The first one is that “fake news” is not, as a lot of people might think, simple and naive lies produced by people who don’t know what they are doing. It’s the opposite! In most cases, especially when it comes to elections and politics, hackers and campaign organizers would craft the news they want to spread very carefully, based on data analysis and collected information before using the social media platforms to reach their target audience (The Wharton School). The message itself would also be well processed and organized to look like real and credible news, so the reader will need a lot of attention and deep emotional thinking to understand what’s happening behind the scene. Simply, “fake news” is a well-designed piece of content targeting a specific audience and not everyone!

The human brain's cognitive biases make our daily lives easier and save energy to be used for harder tasks and challenges. Image credit: revenue-hub.com

Another deeper factor responsible for the spread of “fake news” is related to the way our brains work. I’ve always wondered why people believe many rumors and false information, although facts are available for everyone via different sources. The answer is that people tend to believe what they like! A few years earlier, I came to know about “cognitive biases”, a term used to describe how the human brain creates biased ideas and uses them as shortcuts, and follow them without thinking deeply (Barbara). This human feature saves the brain a lot of energy but at the same time, it leaves many gaps and creates many problems, by accepting information that might look very obvious! More importantly, although the average time a person spends on social media platforms is more than 2 hours daily, the average time people usually spend reading news is around 15 seconds! (Martin)

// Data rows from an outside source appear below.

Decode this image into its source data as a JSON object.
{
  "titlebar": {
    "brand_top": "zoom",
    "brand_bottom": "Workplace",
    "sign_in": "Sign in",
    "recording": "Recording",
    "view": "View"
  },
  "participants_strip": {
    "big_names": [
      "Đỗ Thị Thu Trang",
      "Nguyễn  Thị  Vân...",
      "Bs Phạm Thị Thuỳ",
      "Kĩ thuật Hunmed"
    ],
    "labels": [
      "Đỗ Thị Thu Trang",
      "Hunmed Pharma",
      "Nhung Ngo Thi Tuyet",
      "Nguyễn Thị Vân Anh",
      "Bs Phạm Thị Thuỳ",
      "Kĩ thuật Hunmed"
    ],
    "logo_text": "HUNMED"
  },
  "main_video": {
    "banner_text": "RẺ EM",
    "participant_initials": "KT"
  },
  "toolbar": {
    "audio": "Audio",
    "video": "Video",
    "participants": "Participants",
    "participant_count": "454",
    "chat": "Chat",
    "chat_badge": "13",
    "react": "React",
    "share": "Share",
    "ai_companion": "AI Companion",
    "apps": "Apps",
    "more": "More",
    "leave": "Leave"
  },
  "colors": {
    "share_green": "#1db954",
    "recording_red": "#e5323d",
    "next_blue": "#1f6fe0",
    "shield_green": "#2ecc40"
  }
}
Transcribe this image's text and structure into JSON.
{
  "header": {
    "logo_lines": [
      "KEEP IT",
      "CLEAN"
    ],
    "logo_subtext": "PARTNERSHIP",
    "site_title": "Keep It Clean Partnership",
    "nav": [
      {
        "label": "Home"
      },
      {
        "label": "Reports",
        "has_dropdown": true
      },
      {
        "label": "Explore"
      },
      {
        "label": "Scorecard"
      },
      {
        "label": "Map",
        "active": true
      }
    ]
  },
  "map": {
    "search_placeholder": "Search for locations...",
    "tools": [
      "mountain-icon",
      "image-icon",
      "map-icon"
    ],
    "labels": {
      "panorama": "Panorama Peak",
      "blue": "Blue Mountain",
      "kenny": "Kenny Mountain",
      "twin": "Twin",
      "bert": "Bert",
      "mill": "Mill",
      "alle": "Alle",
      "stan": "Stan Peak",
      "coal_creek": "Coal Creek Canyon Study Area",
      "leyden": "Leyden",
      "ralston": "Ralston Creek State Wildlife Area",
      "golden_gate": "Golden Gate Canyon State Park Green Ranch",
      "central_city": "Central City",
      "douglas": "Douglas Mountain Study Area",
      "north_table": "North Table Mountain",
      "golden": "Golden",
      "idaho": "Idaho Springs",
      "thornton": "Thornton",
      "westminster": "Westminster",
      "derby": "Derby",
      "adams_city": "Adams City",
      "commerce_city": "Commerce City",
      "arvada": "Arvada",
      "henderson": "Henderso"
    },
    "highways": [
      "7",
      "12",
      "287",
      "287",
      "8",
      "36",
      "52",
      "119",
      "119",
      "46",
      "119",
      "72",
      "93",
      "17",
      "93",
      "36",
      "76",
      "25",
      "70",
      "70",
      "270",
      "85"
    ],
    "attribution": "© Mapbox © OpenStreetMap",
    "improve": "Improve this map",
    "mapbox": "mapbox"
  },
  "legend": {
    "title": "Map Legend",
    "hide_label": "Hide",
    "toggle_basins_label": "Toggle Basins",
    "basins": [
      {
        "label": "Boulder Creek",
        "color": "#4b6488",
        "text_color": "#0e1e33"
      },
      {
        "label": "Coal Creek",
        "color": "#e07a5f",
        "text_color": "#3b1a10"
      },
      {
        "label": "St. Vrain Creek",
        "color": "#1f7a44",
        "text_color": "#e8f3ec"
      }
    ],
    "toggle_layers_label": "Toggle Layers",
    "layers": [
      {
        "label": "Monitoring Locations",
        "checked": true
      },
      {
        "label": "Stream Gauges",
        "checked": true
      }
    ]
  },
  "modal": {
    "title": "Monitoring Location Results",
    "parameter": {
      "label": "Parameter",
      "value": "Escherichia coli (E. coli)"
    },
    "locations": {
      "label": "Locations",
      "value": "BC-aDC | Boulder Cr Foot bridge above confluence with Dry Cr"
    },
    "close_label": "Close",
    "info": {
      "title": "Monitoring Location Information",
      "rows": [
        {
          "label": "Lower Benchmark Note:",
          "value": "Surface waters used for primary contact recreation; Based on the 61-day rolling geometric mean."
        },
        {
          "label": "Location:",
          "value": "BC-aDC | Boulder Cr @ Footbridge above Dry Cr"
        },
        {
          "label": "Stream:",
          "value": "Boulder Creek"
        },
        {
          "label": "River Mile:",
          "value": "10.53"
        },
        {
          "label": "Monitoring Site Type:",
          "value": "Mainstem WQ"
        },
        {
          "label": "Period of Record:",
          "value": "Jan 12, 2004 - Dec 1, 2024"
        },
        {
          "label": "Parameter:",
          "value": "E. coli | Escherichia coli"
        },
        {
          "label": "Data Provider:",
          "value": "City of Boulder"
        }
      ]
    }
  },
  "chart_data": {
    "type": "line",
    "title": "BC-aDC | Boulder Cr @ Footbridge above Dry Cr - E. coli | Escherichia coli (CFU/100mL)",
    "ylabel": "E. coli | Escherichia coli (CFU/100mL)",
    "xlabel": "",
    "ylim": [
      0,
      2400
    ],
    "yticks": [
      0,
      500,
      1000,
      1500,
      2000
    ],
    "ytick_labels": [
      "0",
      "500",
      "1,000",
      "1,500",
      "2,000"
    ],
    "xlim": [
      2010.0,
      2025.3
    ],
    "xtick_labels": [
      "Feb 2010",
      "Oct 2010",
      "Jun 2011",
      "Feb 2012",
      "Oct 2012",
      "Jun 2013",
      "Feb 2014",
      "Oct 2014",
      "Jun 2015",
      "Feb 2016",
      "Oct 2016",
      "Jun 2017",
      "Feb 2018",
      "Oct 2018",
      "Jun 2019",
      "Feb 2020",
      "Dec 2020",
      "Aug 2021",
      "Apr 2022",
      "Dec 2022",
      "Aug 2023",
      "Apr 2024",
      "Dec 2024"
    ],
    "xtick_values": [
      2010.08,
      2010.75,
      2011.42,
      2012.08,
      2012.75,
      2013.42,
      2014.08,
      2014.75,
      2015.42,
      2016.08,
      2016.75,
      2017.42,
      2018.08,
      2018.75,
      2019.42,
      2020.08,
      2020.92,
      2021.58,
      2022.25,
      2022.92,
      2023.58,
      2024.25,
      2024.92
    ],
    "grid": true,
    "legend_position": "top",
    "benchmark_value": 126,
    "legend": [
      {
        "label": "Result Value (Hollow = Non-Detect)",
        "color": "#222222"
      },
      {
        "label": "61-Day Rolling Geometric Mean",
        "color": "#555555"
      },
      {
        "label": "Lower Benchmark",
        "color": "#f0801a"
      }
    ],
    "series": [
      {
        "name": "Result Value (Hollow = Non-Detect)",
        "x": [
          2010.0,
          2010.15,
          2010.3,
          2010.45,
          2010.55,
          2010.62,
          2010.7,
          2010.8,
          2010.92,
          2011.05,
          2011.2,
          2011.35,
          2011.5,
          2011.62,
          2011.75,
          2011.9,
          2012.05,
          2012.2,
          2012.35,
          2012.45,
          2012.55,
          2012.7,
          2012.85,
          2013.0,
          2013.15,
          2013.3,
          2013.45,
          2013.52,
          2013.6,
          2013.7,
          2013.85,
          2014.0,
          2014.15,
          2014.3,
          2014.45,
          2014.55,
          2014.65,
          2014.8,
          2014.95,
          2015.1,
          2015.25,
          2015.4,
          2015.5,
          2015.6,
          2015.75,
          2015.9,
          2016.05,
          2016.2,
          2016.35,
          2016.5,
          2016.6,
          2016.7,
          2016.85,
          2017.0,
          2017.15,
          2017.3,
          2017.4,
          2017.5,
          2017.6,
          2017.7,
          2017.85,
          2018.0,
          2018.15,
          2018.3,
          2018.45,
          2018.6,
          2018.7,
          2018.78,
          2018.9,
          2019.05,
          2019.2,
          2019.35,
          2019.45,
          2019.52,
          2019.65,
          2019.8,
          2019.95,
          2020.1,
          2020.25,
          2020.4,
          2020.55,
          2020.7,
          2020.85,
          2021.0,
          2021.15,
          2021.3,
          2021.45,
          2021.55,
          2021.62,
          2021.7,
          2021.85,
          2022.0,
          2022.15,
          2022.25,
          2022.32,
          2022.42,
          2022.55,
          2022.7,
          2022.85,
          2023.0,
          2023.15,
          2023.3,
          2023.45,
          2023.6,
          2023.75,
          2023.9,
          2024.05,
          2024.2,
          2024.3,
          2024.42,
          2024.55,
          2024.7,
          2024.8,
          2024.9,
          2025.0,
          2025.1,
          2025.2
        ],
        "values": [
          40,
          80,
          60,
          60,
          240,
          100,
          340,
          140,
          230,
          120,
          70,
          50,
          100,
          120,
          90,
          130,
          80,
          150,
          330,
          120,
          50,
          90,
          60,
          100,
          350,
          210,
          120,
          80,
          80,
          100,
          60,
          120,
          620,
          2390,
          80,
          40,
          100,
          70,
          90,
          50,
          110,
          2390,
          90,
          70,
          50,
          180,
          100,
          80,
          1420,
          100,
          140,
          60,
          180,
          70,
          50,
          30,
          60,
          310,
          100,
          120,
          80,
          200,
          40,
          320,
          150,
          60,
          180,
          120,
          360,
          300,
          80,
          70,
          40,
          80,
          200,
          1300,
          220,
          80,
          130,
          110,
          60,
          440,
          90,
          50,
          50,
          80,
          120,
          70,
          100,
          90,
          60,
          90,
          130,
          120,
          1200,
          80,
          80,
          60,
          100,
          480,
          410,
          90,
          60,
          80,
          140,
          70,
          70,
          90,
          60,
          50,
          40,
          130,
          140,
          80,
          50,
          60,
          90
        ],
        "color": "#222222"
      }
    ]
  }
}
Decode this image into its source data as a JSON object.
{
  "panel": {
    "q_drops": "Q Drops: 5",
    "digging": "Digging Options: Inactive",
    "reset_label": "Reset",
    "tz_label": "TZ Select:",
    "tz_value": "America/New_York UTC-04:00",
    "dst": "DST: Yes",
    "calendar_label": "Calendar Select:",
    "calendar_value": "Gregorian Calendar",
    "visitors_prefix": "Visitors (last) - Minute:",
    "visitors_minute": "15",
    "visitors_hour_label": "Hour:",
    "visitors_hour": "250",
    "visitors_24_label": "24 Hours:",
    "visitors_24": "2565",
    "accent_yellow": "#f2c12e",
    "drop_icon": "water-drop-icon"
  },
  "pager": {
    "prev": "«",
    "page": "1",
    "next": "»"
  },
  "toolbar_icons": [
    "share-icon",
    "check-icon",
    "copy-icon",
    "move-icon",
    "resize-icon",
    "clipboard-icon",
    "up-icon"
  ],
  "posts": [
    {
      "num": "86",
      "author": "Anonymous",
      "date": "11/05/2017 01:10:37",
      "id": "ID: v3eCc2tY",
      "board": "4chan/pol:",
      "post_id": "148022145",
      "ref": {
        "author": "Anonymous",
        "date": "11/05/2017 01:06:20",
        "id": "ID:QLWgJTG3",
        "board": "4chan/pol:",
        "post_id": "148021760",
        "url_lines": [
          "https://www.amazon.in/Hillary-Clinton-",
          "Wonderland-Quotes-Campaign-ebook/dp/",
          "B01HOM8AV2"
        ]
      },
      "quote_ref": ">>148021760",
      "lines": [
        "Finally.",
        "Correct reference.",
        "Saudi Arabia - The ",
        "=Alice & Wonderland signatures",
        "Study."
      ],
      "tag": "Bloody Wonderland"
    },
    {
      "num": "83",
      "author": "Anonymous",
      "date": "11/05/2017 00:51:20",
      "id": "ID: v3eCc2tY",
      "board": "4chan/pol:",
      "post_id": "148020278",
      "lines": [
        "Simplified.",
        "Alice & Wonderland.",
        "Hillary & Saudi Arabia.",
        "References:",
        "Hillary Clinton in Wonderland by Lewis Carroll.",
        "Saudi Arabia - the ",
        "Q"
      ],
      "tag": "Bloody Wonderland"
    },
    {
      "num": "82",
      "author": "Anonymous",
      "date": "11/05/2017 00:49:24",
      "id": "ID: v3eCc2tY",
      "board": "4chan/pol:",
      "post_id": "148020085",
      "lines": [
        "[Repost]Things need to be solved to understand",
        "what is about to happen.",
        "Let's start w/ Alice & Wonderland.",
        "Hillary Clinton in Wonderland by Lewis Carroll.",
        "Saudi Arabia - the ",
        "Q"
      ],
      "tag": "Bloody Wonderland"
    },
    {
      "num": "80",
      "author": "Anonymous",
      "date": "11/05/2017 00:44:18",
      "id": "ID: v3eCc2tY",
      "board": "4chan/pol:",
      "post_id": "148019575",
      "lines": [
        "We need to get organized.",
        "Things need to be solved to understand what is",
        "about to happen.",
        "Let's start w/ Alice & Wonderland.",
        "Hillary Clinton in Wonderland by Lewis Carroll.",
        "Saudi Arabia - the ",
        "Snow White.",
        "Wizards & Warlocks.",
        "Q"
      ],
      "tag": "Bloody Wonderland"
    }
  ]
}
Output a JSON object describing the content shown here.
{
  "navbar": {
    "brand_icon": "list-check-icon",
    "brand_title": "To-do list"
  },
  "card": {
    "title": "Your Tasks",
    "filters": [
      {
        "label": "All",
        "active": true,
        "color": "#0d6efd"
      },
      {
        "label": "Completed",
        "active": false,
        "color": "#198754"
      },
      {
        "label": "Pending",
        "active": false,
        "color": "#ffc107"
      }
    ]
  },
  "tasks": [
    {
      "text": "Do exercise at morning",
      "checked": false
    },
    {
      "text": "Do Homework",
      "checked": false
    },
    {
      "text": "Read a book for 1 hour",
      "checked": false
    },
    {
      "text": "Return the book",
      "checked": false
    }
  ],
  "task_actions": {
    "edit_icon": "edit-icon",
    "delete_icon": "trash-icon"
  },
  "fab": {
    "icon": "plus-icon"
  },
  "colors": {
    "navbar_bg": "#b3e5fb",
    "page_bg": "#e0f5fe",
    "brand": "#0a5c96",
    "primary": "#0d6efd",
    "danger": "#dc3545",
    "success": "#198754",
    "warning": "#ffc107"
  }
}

This explains how easy it is to fall into the trap of false and fake stories. It’s defiantly more complicated than many people would expect!

References

Barbara, University of California Santa. “Why We Fall for Fake News.” research. n.d. Webpage.

Martin, Nicole. How Social Media Has Changed How We Consume News. 13 November 2018. Article .

The Wharton School, University of Pennsylvania. Why Fake News Campaigns Are So Effective. research. Pennsylvania: The Wharton School, University of Pennsylvania., 2018.